Low levels of zinc, or zinc deficiency, is a common problem in children and women living in low- and middle-income countries. Cereal-based foods and legumes are rich in dietary fibre and phytates, which reduce absorption of zinc from the intestine. As people in low-income households derive majority of their nutritional intake from only these foods, they are more likely to develop zinc deficiency. Adding zinc to common staple foods, alone or in combination with other vitamins and minerals, has been proposed as an intervention to increase intake of zinc.
A team of Cochrane authors based in India, Canada, and Switzerland worked with Cochrane Public Health to evaluate the effects of fortification of staple foods with zinc on blood zinc levels and health-related outcomes in the general population above two years of age. The review includes eight studies with a total of 709 participants. Seven of the included studies were from middle-income countries in Asia, Africa, Europe, and Latin America, where zinc deficiency is likely to be a public health problem.
Analyses suggest that fortification of foods with zinc may have a marginal increase in serum zinc levels, which is an indicator of zinc status. If zinc is added to food in combination with other micronutrients, it may make little or no difference. Effects of fortification of foods with zinc on other outcomes including zinc deficiency, children’s growth, cognition, work capacity of adults, or on haematological indicators, are unknown.
“Zinc deficiency is a significant public health problem. Zinc is vital for the normal functioning of the reproductive immune and gastrointestinal systems,” said Dheeraj Shah, the lead author of the Cochrane Review. “Fortification programmes play a major role in increasing dietary uptake of some vitamins and minerals lacking in populations, especially given the low cost and long-term sustainability. Unfortunately, the practice of many countries of implementing mandatory fortification of cereal flours with zinc in combination with other micronutrients may not be the best strategy to combat zinc deficiency in these populations. The World Health Organization is going to take the findings of this Cochrane Review into consideration in their future guidelines.
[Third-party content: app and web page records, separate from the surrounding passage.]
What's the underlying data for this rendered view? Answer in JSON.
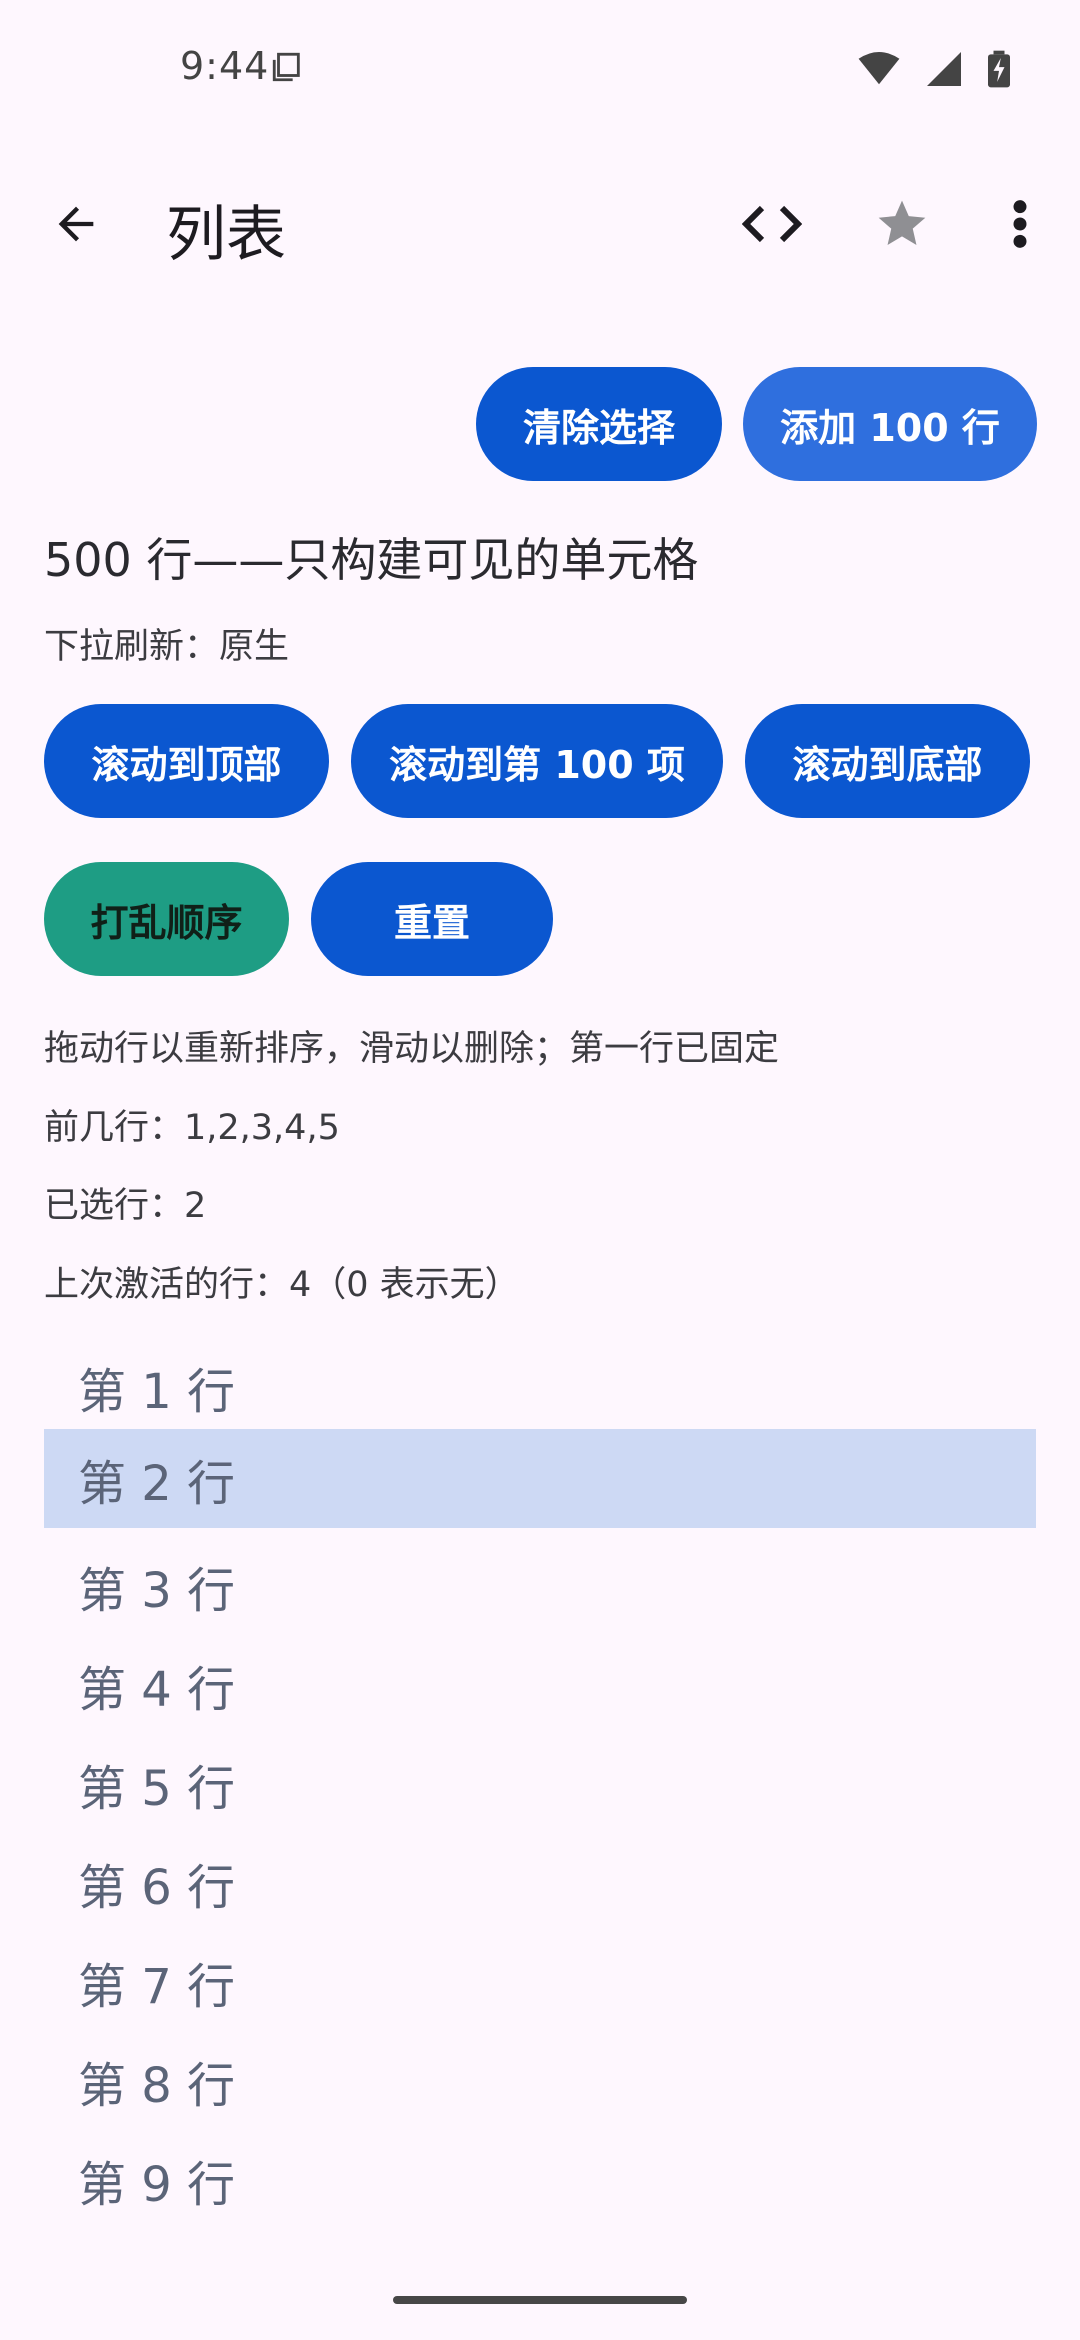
{
  "status_bar": {
    "time": "9:44"
  },
  "app_bar": {
    "title": "列表"
  },
  "actions": {
    "clear_selection": "清除选择",
    "add_rows": "添加 100 行"
  },
  "main": {
    "heading": "500 行——只构建可见的单元格",
    "pull_refresh": "下拉刷新：原生",
    "scroll_top": "滚动到顶部",
    "scroll_100": "滚动到第 100 项",
    "scroll_bottom": "滚动到底部",
    "shuffle": "打乱顺序",
    "reset": "重置",
    "hint": "拖动行以重新排序，滑动以删除；第一行已固定",
    "first_rows": "前几行：1,2,3,4,5",
    "selected": "已选行：2",
    "last_activated": "上次激活的行：4（0 表示无）"
  },
  "rows": [
    {
      "label": "第 1 行",
      "selected": false
    },
    {
      "label": "第 2 行",
      "selected": true
    },
    {
      "label": "第 3 行",
      "selected": false
    },
    {
      "label": "第 4 行",
      "selected": false
    },
    {
      "label": "第 5 行",
      "selected": false
    },
    {
      "label": "第 6 行",
      "selected": false
    },
    {
      "label": "第 7 行",
      "selected": false
    },
    {
      "label": "第 8 行",
      "selected": false
    },
    {
      "label": "第 9 行",
      "selected": false
    }
  ],
  "icons": {
    "back": "back-arrow-icon",
    "code": "code-icon",
    "star": "star-icon",
    "more": "more-vert-icon"
  },
  "colors": {
    "background": "#FEF7FE",
    "primary": "#0B57D0",
    "primary_light": "#2F6FDE",
    "green": "#1E9D84",
    "selected_row": "#CDD9F4"
  }
}
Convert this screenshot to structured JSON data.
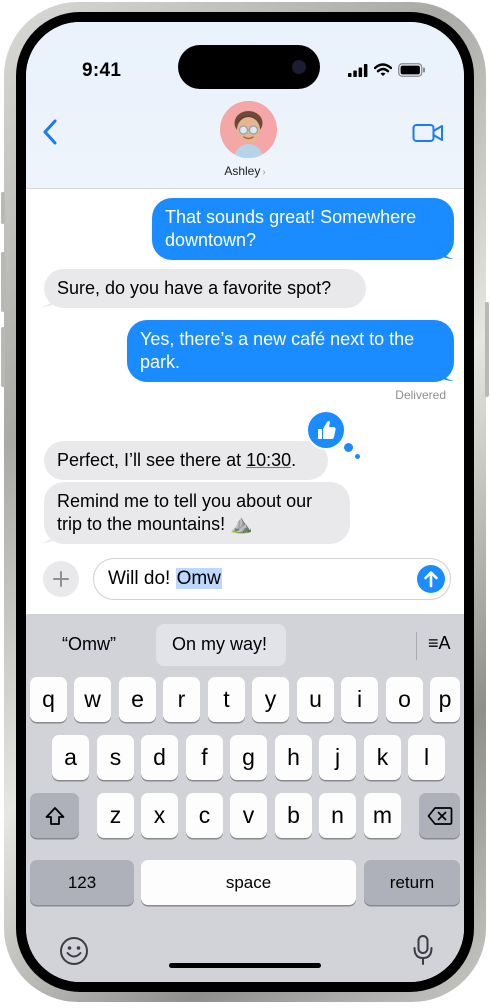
{
  "status_bar": {
    "time": "9:41"
  },
  "header": {
    "contact_name": "Ashley",
    "chevron": "›",
    "back_icon": "chevron-left-icon",
    "video_icon": "video-camera-icon"
  },
  "messages": [
    {
      "id": "m1",
      "direction": "outgoing",
      "lines": [
        "That sounds great! Somewhere",
        "downtown?"
      ]
    },
    {
      "id": "m2",
      "direction": "incoming",
      "lines": [
        "Sure, do you have a favorite spot?"
      ]
    },
    {
      "id": "m3",
      "direction": "outgoing",
      "lines": [
        "Yes, there’s a new café next to the",
        "park."
      ]
    },
    {
      "id": "m4",
      "direction": "incoming",
      "text_before": "Perfect, I’ll see there at ",
      "time_link": "10:30",
      "text_after": "."
    },
    {
      "id": "m5",
      "direction": "incoming",
      "lines": [
        "Remind me to tell you about our",
        "trip to the mountains! ⛰️"
      ]
    }
  ],
  "delivered_label": "Delivered",
  "tapback_icon": "thumbs-up-icon",
  "composer": {
    "text_plain": "Will do! ",
    "text_selected": "Omw",
    "plus_icon": "plus-icon",
    "send_icon": "arrow-up-icon"
  },
  "keyboard": {
    "predictions": [
      "“Omw”",
      "On my way!"
    ],
    "format_label": "≡A",
    "row1": [
      "q",
      "w",
      "e",
      "r",
      "t",
      "y",
      "u",
      "i",
      "o",
      "p"
    ],
    "row2": [
      "a",
      "s",
      "d",
      "f",
      "g",
      "h",
      "j",
      "k",
      "l"
    ],
    "row3": [
      "z",
      "x",
      "c",
      "v",
      "b",
      "n",
      "m"
    ],
    "numbers_label": "123",
    "space_label": "space",
    "return_label": "return",
    "shift_icon": "shift-icon",
    "delete_icon": "delete-icon",
    "emoji_icon": "emoji-icon",
    "mic_icon": "microphone-icon"
  },
  "colors": {
    "accent": "#1a8cff",
    "incoming_bubble": "#e9e9eb",
    "keyboard_bg": "#d1d3d9"
  }
}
We hope upcoming studies will investigate the feasibility of adding zinc to other foods, such as edible oils, sugars, and beverages.”